You will create a budget with one of our attorneys and we will submit it to the court for approval. The court approves most reasonable expenses, such as rent, utilities, transportation, food, and other basic necessities. The court wants to make sure that you and your unborn baby remain healthy and safe.
This is not uncommon, and the adoption can proceed legally even if you do not know who he is or where he is. We do want you to be honest and discuss openly with your counselor, attorney, or caseworker everything you know about the father of your child. The more we know, the better we can help ensure your adoption plan is secure.
If you like, you may stay in contact with the family over the years through pictures and letters. Many adoptive parents are even willing to have visits with you after placement.
After you decide how much ongoing contact you want after you place your child for adoption, we will find adoptive families who want that same type of relationship so you can select the best family for you and your child.
Choosing a future and creating a family for your child, when you are personally unable to parent, is the most unselfish, courageous decision you will probably ever be called upon to make. Your family and friends will understand this when you explain it to them. Our counselor can help you with this conversation, too. We can also include them in a counseling session if you want to do that.
How much or how little involvement you want with the adopting parents is completely up to you. Many birth parents and adoptive parents start with emails, phone calls, or Skype calls to better get to know each other during the pregnancy. If you are comfortable, you can meet them for coffee or invite them to your medical appointments. If you are uncomfortable having contact with the adoptive family, you don’t have to. It’s your choice.
We will help you create a plan for communication during the pregnancy that works for you.

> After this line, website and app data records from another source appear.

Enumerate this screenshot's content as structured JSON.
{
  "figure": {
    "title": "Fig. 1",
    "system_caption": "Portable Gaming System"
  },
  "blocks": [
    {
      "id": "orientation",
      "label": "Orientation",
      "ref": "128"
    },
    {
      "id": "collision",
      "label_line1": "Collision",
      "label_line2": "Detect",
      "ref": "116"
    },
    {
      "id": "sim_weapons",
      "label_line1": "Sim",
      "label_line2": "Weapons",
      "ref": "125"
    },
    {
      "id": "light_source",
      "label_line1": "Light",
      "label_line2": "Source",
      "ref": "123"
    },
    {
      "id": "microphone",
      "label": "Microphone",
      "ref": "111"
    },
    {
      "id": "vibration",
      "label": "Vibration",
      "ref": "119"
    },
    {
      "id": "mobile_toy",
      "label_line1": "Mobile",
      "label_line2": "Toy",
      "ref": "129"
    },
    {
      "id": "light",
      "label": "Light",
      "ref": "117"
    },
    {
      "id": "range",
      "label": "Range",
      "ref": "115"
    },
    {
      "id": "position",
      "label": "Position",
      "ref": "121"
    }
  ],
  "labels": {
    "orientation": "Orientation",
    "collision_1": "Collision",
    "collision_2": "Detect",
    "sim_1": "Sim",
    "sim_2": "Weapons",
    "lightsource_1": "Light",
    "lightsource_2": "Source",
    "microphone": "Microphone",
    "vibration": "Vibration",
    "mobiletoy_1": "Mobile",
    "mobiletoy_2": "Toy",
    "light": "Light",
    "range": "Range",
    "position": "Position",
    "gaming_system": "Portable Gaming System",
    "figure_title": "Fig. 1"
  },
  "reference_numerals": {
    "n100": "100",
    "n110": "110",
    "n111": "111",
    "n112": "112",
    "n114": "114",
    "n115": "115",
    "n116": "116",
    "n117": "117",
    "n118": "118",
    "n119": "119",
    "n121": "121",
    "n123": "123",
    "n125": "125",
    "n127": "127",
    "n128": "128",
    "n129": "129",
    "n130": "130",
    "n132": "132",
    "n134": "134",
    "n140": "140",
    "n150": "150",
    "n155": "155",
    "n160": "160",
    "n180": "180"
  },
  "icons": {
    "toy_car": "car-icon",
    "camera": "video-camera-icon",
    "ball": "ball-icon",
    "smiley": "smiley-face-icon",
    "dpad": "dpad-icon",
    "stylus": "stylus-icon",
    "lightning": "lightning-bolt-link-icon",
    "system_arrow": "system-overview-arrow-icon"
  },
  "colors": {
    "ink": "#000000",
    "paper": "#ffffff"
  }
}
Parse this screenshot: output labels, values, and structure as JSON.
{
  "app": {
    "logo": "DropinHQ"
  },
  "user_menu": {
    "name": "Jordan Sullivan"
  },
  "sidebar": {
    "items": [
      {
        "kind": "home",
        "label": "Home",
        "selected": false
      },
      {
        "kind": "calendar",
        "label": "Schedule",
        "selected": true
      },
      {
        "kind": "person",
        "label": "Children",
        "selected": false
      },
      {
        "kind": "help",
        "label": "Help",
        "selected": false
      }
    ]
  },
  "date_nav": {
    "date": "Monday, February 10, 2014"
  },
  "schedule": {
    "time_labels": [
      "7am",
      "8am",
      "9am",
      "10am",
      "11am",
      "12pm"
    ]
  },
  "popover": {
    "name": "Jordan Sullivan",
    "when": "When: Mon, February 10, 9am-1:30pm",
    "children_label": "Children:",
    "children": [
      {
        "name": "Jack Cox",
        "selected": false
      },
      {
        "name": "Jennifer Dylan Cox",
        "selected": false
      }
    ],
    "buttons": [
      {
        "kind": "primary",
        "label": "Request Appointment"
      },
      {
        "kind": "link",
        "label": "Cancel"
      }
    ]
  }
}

The cost of a private adoption that does not involve an agency for matching purposes may range from $8,000 to $40,000, but often averages between $10,000 to $15,000. Every adoption is different. Families who choose to work to do an independent adoption with a private attorney attorney typically take an active role in identifying the expectant mother they wish to work with and the child they hope to adopt.
Typical expenses for an independent adoption, in the United States, without an agency involved generally include:
- Attorney fees for the birth parents
- Attorney fees for the adoptive parents
- Medical expenses associated with the pregnancy and delivery of baby
- Living expenses to help with expectant mothers needs during pregnancy
- Counseling services for the expectant mother
IS IT NECESSARY FOR BIRTH PARENTS TO HAVE AN ATTORNEY?
The expectant mother who makes an adoption plan for her unborn child is the most vulnerable party to the adoption process and should be afforded the same legal protections as the adoptive parents. She is relinquishing all her constitutional rights to parent her own child. It is essential that she understand her rights, the adoption process and that she is educated about what adoption is and what adoption is not. Together, her attorney and her counselor will help her navigate this process and prevent unnecessary problems.
Her attorney will also assist with things like; assisting her with medical and social histories, obtaining medical records, coordinating the hospital plan, managing her living expenses, coordinating her counseling needs and handling the fathers’ rights in the case.
We pride ourselves on understanding our clients’ needs and taking the time to answer all of their questions so they can make the best possible decisions. Below is a list of common questions that our clients ask us. Please browse these FAQs to get answers to your questions or concerns.
If you don’t find the answer to your question, please call us at (480)420-2900 to schedule a time to talk or simply complete the short form you see here and we’ll get back to you quickly. There’s absolutely NO OBLIGATION for this FREE introductory meeting.